  • Your gut feel is key. If you get a great feeling about a DJ company, and you’ve checked out their Yelp reviews, their photo and video clips, and the communication with them has been quick, responsive, intelligent, and friendly, AND the price is within your acceptable range, don’t hesitate. Book them. Because the best companies book up all available spots quickly. Remember, if you’re getting married in September, ALL of the other couples getting married in September are likely hiring their wedding pros now, just like you are. Don’t procrastinate. Get the DJ company you want, not the only one left.

What is your favorite quote to live by?
Being a DJ, I’m going to quote song lyrics. And I hope you’ll indulge me as I share two quotes.
The first is meaningful to me as a father. When I hear this song, I think about my daughter and of the couples who are starting their lives together and wish this for them:

"Your dreams stay big and your worries stay small"
- "My Wish" by Rascal Flatts

The second quote is something we should all take to heart when given the opportunity to dance:
"So don't just stand there, bust a move"
-
"Bust A Move" by Young MC

What does H&T stand for to you?
Well, at the end of your wedding day, happy and tired! Happy that you’re married and that your day was memorable and fun. Tired since you danced with your families and closest friends for more than two hours to awesome music and nightclub lighting.

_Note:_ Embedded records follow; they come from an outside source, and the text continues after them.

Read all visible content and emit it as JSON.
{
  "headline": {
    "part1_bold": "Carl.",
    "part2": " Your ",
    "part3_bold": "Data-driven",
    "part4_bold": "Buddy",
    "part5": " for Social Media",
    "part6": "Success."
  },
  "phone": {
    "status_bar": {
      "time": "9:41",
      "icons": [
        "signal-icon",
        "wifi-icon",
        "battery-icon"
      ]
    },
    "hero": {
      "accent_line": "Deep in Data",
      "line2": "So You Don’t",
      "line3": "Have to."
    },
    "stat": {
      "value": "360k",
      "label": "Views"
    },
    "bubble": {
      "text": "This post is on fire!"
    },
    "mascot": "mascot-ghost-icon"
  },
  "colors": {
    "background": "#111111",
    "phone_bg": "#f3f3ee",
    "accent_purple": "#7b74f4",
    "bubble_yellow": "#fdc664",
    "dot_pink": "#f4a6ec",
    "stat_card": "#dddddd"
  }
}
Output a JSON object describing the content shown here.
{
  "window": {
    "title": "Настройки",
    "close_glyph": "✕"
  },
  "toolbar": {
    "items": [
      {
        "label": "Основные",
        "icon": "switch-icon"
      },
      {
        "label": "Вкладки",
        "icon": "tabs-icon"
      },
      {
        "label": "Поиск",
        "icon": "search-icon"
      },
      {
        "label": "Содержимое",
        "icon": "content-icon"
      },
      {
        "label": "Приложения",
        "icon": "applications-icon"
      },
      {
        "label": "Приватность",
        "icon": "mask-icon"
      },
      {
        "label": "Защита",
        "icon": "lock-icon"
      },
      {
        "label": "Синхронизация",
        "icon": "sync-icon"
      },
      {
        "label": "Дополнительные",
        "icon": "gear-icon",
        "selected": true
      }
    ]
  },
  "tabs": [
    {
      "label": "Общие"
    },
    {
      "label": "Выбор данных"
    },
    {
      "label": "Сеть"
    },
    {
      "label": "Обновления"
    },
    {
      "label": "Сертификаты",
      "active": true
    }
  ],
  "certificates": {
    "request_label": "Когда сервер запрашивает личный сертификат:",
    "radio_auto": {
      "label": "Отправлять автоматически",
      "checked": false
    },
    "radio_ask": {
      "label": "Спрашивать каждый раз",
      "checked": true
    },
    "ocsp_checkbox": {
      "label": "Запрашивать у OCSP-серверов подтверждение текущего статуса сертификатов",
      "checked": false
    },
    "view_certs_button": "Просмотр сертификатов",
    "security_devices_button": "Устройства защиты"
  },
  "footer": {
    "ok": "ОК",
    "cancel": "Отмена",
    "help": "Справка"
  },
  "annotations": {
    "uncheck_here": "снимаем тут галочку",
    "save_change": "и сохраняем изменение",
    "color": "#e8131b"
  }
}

Check out BIG FUN Disc Jockeys:
http://bigfundj.com/ | Instagram.com/bigfundj
Photography: Todd Rafalochi Photography and Danny Dong Photography

Until Next time, stay sweet!

Source: BIGFUNDJ